RECORDS SHOWN |
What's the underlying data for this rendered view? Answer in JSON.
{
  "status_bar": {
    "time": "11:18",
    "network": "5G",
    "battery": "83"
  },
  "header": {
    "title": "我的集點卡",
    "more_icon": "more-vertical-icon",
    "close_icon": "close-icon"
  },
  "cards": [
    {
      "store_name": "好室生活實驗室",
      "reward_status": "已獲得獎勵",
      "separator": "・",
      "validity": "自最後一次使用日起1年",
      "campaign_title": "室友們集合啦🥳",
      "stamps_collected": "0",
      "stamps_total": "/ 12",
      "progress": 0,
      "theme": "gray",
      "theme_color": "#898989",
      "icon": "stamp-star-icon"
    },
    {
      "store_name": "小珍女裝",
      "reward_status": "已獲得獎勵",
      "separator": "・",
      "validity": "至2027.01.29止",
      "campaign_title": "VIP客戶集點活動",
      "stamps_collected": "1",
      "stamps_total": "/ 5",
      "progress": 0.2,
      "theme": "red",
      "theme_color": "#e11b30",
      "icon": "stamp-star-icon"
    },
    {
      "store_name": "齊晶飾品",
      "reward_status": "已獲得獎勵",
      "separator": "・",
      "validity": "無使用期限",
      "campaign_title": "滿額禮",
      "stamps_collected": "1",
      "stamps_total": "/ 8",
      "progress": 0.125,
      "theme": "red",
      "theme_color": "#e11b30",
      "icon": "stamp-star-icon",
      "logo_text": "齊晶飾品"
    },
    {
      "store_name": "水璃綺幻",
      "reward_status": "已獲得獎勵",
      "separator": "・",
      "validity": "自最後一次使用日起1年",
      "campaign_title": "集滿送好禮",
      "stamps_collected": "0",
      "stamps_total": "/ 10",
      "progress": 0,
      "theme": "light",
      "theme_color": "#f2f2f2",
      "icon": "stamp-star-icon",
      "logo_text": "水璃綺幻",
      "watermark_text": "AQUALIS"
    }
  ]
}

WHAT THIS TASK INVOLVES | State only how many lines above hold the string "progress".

THE COMPLETED TASK | 4